- Prompt:
Could you copy every line of the data that contains "Editor"?

(Saved entries)
§ §

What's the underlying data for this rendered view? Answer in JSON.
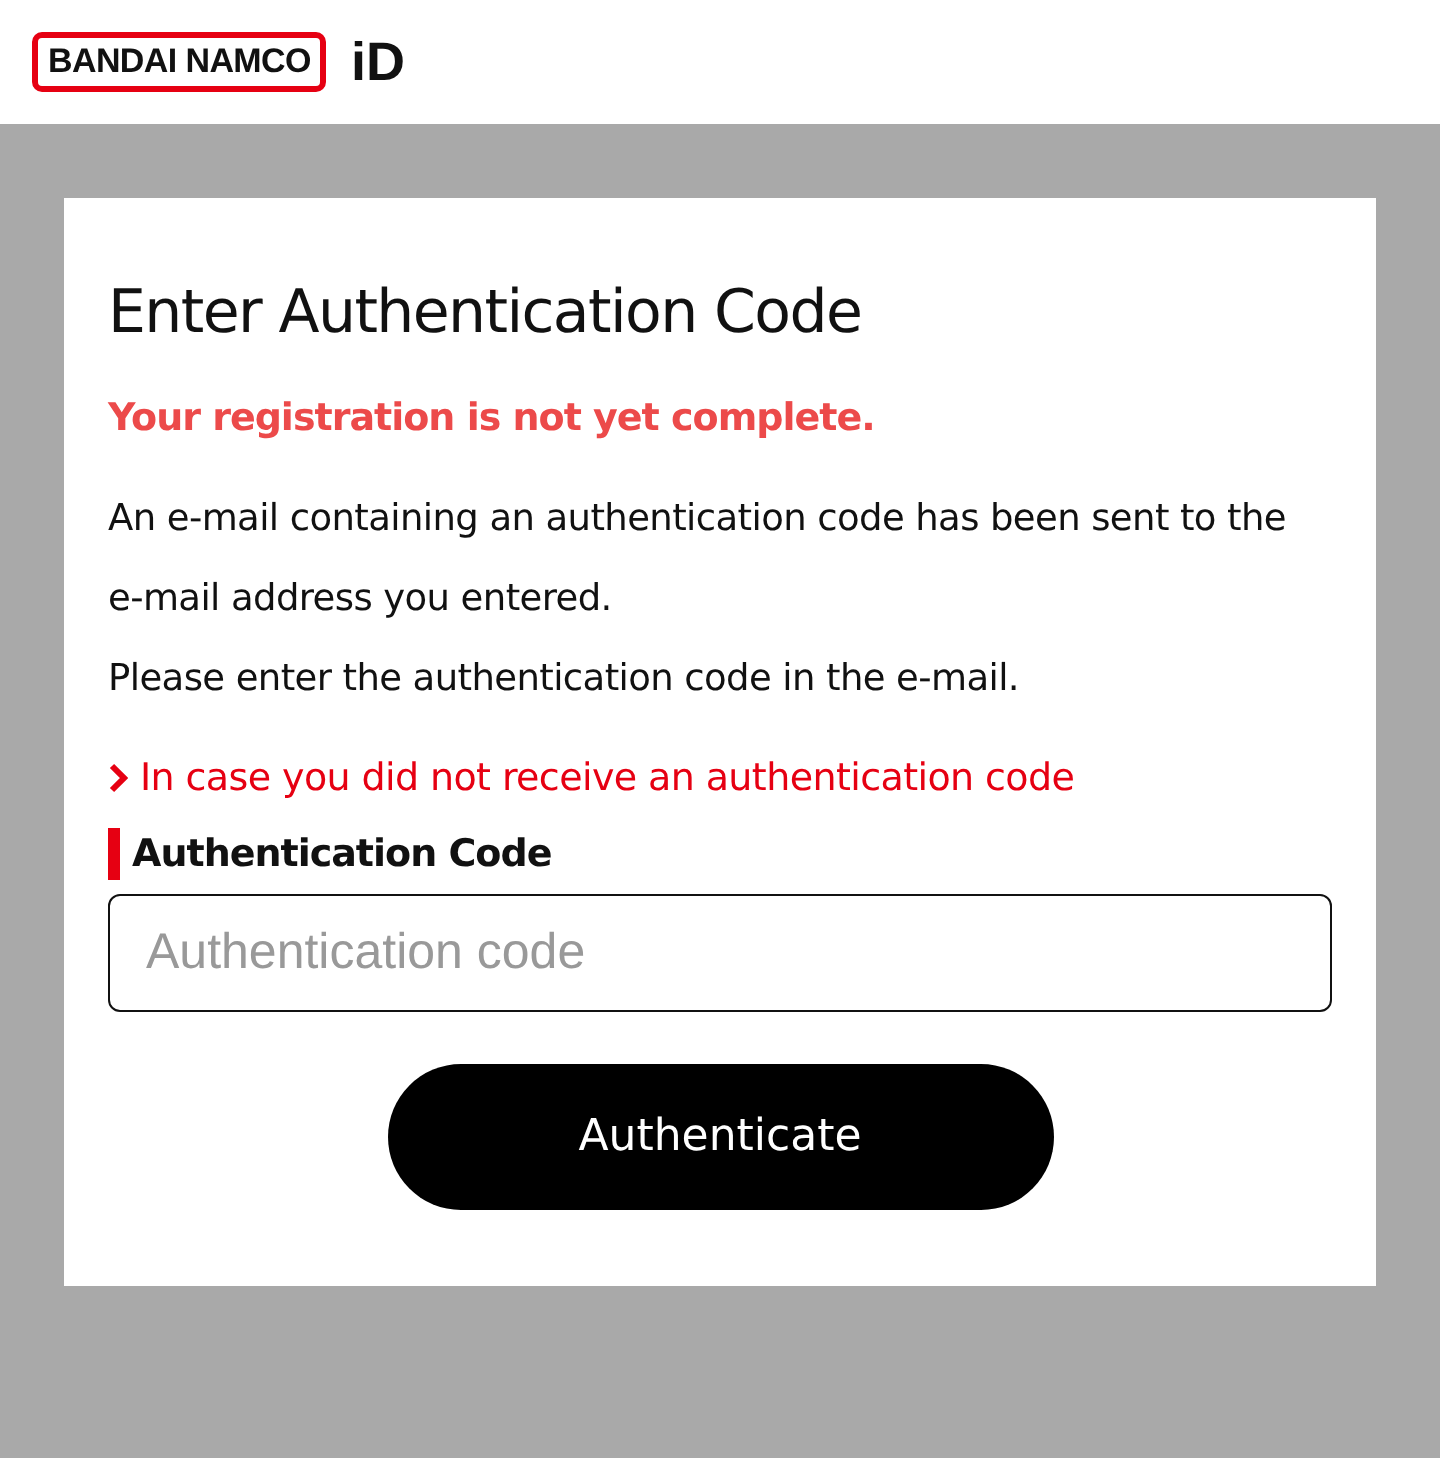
{
  "header": {
    "logo": "BANDAI NAMCO",
    "logo_suffix": "iD"
  },
  "card": {
    "title": "Enter Authentication Code",
    "alert": "Your registration is not yet complete.",
    "paragraphs": [
      "An e-mail containing an authentication code has been sent to the e-mail address you entered.",
      "Please enter the authentication code in the e-mail."
    ],
    "help_link": "In case you did not receive an authentication code",
    "field": {
      "label": "Authentication Code",
      "placeholder": "Authentication code"
    },
    "button": "Authenticate"
  }
}
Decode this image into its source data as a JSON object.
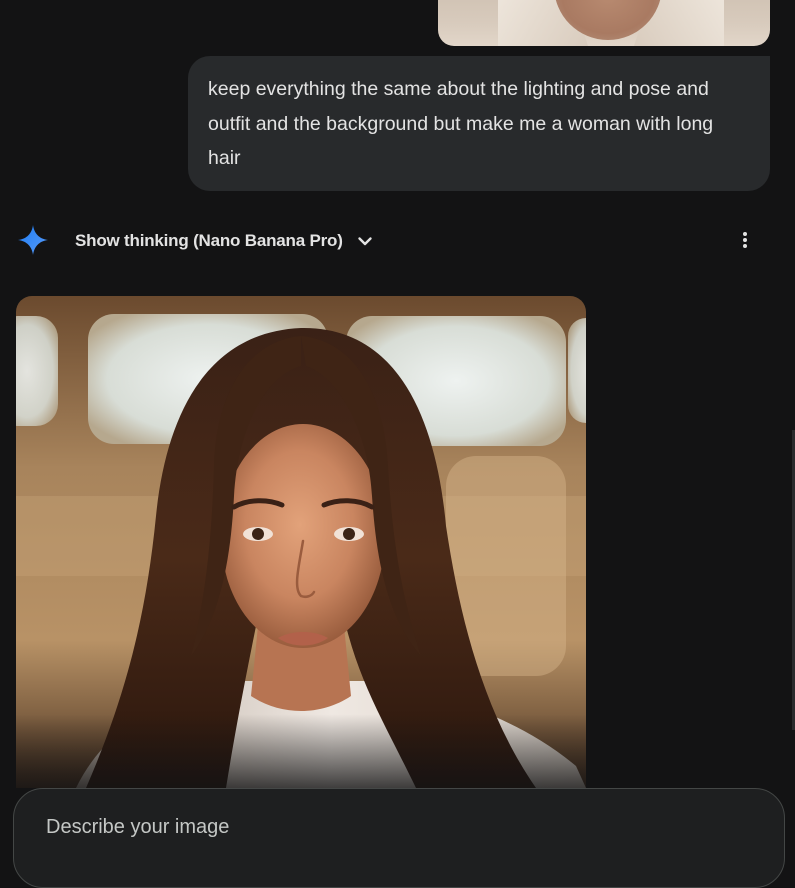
{
  "conversation": {
    "user_message": "keep everything the same about the lighting and pose and outfit and the background but make me a woman with long hair",
    "response": {
      "thinking_label": "Show thinking (Nano Banana Pro)"
    }
  },
  "composer": {
    "placeholder": "Describe your image"
  },
  "icons": {
    "sparkle": "gemini-sparkle-icon",
    "chevron": "chevron-down-icon",
    "more": "more-vert-icon"
  },
  "colors": {
    "background": "#131314",
    "bubble": "#282a2c",
    "text": "#e3e3e3",
    "sparkle_accent": "#4285f4"
  }
}
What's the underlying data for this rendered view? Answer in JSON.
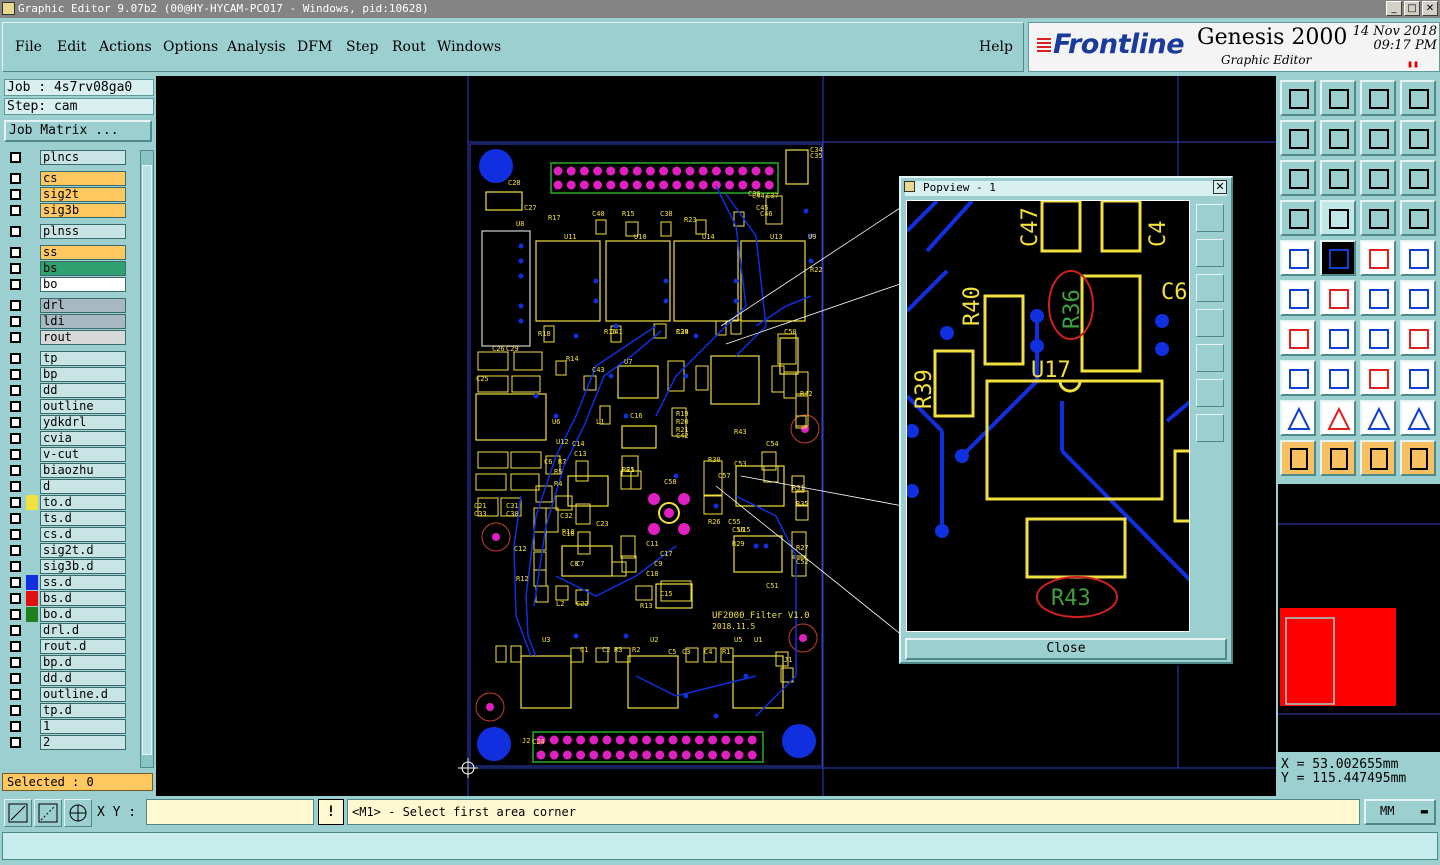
{
  "window": {
    "title": "Graphic Editor 9.07b2 (00@HY-HYCAM-PC017 - Windows, pid:10628)"
  },
  "menu": {
    "items": [
      "File",
      "Edit",
      "Actions",
      "Options",
      "Analysis",
      "DFM",
      "Step",
      "Rout",
      "Windows"
    ],
    "help": "Help"
  },
  "brand": {
    "logo": "Frontline",
    "product": "Genesis 2000",
    "subtitle": "Graphic Editor",
    "date": "14 Nov 2018",
    "time": "09:17 PM"
  },
  "job": {
    "job_label": "Job : 4s7rv08ga0",
    "step_label": "Step: cam",
    "matrix_button": "Job Matrix ..."
  },
  "layers": [
    {
      "name": "plncs",
      "bg": "#c8e4e4",
      "sw": ""
    },
    {
      "name": "cs",
      "bg": "#ffc860",
      "sw": ""
    },
    {
      "name": "sig2t",
      "bg": "#ffc860",
      "sw": ""
    },
    {
      "name": "sig3b",
      "bg": "#ffc860",
      "sw": ""
    },
    {
      "name": "plnss",
      "bg": "#c8e4e4",
      "sw": ""
    },
    {
      "name": "ss",
      "bg": "#ffc860",
      "sw": ""
    },
    {
      "name": "bs",
      "bg": "#30a070",
      "sw": ""
    },
    {
      "name": "bo",
      "bg": "#ffffff",
      "sw": ""
    },
    {
      "name": "drl",
      "bg": "#a8b8c0",
      "sw": ""
    },
    {
      "name": "ldi",
      "bg": "#a8b8c0",
      "sw": ""
    },
    {
      "name": "rout",
      "bg": "#d8d8d8",
      "sw": ""
    },
    {
      "name": "tp",
      "bg": "#c8e4e4",
      "sw": ""
    },
    {
      "name": "bp",
      "bg": "#c8e4e4",
      "sw": ""
    },
    {
      "name": "dd",
      "bg": "#c8e4e4",
      "sw": ""
    },
    {
      "name": "outline",
      "bg": "#c8e4e4",
      "sw": ""
    },
    {
      "name": "ydkdrl",
      "bg": "#c8e4e4",
      "sw": ""
    },
    {
      "name": "cvia",
      "bg": "#c8e4e4",
      "sw": ""
    },
    {
      "name": "v-cut",
      "bg": "#c8e4e4",
      "sw": ""
    },
    {
      "name": "biaozhu",
      "bg": "#c8e4e4",
      "sw": ""
    },
    {
      "name": "d",
      "bg": "#c8e4e4",
      "sw": ""
    },
    {
      "name": "to.d",
      "bg": "#c8e4e4",
      "sw": "#f0e040"
    },
    {
      "name": "ts.d",
      "bg": "#c8e4e4",
      "sw": ""
    },
    {
      "name": "cs.d",
      "bg": "#c8e4e4",
      "sw": ""
    },
    {
      "name": "sig2t.d",
      "bg": "#c8e4e4",
      "sw": ""
    },
    {
      "name": "sig3b.d",
      "bg": "#c8e4e4",
      "sw": ""
    },
    {
      "name": "ss.d",
      "bg": "#c8e4e4",
      "sw": "#1030e0"
    },
    {
      "name": "bs.d",
      "bg": "#c8e4e4",
      "sw": "#e01010"
    },
    {
      "name": "bo.d",
      "bg": "#c8e4e4",
      "sw": "#208020"
    },
    {
      "name": "drl.d",
      "bg": "#c8e4e4",
      "sw": ""
    },
    {
      "name": "rout.d",
      "bg": "#c8e4e4",
      "sw": ""
    },
    {
      "name": "bp.d",
      "bg": "#c8e4e4",
      "sw": ""
    },
    {
      "name": "dd.d",
      "bg": "#c8e4e4",
      "sw": ""
    },
    {
      "name": "outline.d",
      "bg": "#c8e4e4",
      "sw": ""
    },
    {
      "name": "tp.d",
      "bg": "#c8e4e4",
      "sw": ""
    },
    {
      "name": "1",
      "bg": "#c8e4e4",
      "sw": ""
    },
    {
      "name": "2",
      "bg": "#c8e4e4",
      "sw": ""
    }
  ],
  "selected_label": "Selected : 0",
  "popview": {
    "title": "Popview - 1",
    "close": "Close",
    "labels": [
      "C47",
      "C4",
      "R40",
      "R36",
      "C6",
      "R39",
      "U17",
      "R43"
    ]
  },
  "pcb": {
    "board_text_1": "UF2000_Filter V1.0",
    "board_text_2": "2018.11.5",
    "refs": [
      "U11",
      "U10",
      "U14",
      "U13",
      "U9",
      "U8",
      "U12",
      "U7",
      "U6",
      "U15",
      "U5",
      "U3",
      "U2",
      "U1",
      "C28",
      "C27",
      "R17",
      "C40",
      "R15",
      "C38",
      "R23",
      "C34",
      "C35",
      "C36",
      "C37",
      "R22",
      "R18",
      "C41",
      "R16",
      "C39",
      "R24",
      "C50",
      "R14",
      "C43",
      "C16",
      "C44",
      "C45",
      "C46",
      "R19",
      "R20",
      "R21",
      "C42",
      "R42",
      "R43",
      "C14",
      "C13",
      "L1",
      "C54",
      "R30",
      "C53",
      "R31",
      "R35",
      "R27",
      "C52",
      "C51",
      "R29",
      "R26",
      "C55",
      "C56",
      "C57",
      "C58",
      "R25",
      "E1",
      "C8",
      "C7",
      "C10",
      "C11",
      "C17",
      "C18",
      "C9",
      "R10",
      "R13",
      "C15",
      "L2",
      "C22",
      "C23",
      "C21",
      "C33",
      "C31",
      "C30",
      "C32",
      "C12",
      "R12",
      "C6",
      "R7",
      "R5",
      "R4",
      "R3",
      "R2",
      "C5",
      "C3",
      "C4",
      "R1",
      "C1",
      "C2",
      "J1",
      "J2",
      "C24",
      "C26",
      "C29",
      "C25"
    ]
  },
  "coords": {
    "x": "X = 53.002655mm",
    "y": "Y = 115.447495mm"
  },
  "status": {
    "xy_label": "X Y :",
    "bang": "!",
    "message": "<M1> - Select first area corner",
    "unit": "MM"
  },
  "colors": {
    "panel": "#9cd0d0",
    "silk": "#f0e040",
    "trace": "#1030e0",
    "pad": "#e020c0",
    "outline": "#3040c0"
  }
}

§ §

- Task solution:
    "title": "Graphic Editor 9.07b2 (00@HY-HYCAM-PC017 - Windows, pid:10628)"
    "subtitle": "Graphic Editor",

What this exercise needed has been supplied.